By Tony Jaques
When a crisis event is “over” it is very natural to focus on operational recovery and business continuity. But the reality is that the aftershocks from a crisis can be more devastating and costly to the organization than the original crisis itself.
This is what the Dutch management experts, Paul ‘t Hart and Arjen Boin, have called “the crisis after the crisis.”
Some of the greatest risk lingers post-crisis
Of course business continuity is very important, but it is a major mistake to imagine that a return to “business as usual” means the danger is over.
The greatest risk from a crisis can, in fact, arise from how the organization responds following the triggering event.
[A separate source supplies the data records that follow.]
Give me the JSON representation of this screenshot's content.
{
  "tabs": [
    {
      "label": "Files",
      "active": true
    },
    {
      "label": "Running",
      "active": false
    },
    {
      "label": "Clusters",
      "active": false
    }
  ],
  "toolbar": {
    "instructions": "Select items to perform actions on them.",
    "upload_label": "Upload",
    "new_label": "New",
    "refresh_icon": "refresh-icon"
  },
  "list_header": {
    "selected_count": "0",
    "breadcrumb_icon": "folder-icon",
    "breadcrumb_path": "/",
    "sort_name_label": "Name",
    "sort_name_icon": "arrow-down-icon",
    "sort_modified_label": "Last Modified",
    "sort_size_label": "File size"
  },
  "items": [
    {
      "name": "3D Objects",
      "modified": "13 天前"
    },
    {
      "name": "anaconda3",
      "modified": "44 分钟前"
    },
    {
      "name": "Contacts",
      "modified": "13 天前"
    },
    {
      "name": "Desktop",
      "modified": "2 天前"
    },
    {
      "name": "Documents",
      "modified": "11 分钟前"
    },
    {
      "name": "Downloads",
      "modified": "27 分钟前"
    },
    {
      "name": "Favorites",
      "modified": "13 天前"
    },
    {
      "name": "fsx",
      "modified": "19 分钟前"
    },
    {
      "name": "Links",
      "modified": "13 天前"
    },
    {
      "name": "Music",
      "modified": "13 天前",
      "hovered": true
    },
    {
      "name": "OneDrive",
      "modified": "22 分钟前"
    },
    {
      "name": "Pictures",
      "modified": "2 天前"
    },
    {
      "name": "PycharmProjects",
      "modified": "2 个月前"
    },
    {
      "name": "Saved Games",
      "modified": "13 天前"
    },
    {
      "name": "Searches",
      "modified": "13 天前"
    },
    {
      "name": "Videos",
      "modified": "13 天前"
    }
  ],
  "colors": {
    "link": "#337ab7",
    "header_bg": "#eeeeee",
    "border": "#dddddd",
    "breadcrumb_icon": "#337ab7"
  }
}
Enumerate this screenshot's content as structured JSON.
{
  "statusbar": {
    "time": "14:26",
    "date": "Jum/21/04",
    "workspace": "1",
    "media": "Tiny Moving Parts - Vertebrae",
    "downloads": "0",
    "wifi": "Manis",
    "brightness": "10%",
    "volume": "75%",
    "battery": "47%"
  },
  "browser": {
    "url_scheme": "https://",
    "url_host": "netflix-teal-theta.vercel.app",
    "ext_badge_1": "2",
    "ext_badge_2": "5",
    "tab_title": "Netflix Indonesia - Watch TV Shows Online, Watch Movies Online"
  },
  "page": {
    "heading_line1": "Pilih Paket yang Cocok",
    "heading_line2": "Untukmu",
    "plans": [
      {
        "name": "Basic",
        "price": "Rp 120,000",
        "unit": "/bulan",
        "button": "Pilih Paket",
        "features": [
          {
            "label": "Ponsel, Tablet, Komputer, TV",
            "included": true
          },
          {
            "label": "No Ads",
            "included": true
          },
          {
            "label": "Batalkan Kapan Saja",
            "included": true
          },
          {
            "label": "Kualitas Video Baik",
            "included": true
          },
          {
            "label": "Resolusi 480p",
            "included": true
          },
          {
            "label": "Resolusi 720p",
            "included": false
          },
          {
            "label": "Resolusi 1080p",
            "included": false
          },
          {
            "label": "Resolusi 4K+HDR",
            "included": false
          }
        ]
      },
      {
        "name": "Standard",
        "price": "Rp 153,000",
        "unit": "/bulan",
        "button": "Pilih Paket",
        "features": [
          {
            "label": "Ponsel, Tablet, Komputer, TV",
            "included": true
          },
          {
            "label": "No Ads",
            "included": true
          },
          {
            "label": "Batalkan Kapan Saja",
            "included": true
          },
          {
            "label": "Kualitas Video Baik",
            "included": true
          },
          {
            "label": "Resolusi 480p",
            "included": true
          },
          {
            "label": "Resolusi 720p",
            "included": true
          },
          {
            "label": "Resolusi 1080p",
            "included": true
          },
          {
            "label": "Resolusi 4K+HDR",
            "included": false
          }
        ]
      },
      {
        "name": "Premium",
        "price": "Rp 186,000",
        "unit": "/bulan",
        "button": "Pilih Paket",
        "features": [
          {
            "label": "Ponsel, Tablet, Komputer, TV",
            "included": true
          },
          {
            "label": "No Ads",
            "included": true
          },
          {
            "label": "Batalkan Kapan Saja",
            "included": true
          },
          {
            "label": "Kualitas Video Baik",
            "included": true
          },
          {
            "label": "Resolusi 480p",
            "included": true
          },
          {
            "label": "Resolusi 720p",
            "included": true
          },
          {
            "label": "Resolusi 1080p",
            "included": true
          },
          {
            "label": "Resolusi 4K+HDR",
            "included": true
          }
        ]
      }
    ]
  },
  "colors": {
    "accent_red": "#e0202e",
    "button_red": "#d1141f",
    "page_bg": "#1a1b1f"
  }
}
Indeed, longer term post-crisis events such as coronial inquests, official inquiries, prosecution, prolonged litigation and hostile media scrutiny can persist for years.
For example, after the recent devastating court judgement against BP in the wake of the Gulf of Mexico oil spill disaster, the Wall Street Journal reported that many US investors expect spill-related litigation to drag on for decades.
The almost inevitable result can be seemingly endless reputational damage.
While many organizations have a well-established crisis management process, they often lack a formal procedure to stand down the crisis team and achieve a seamless handover to the lawyers, public relations professionals and others who will address these longer-term issues.
Issue management is typically seen as a process which aims primarily at identifying potential issues early and dealing with them before they develop into crises. However it is also a very effective process and set of tools for effectively responding to the range of issues which can arise after the crisis.
For an organization to achieve best practice in crisis management, it needs to fully integrate issues management for crisis prevention. But it also needs to ensure that issues management is in place to navigate that high-risk post-crisis phase that exists long after getting back to business as usual.
Tony Jaques is an Australian-based consultant working in the areas of issues, crises and risk communication. He writes the regular e-newsletter Managing Outcomes and is author of the new book Issue and Crisis Management: Exploring issues, crises, risk and reputation (Oxford University Press, 2014)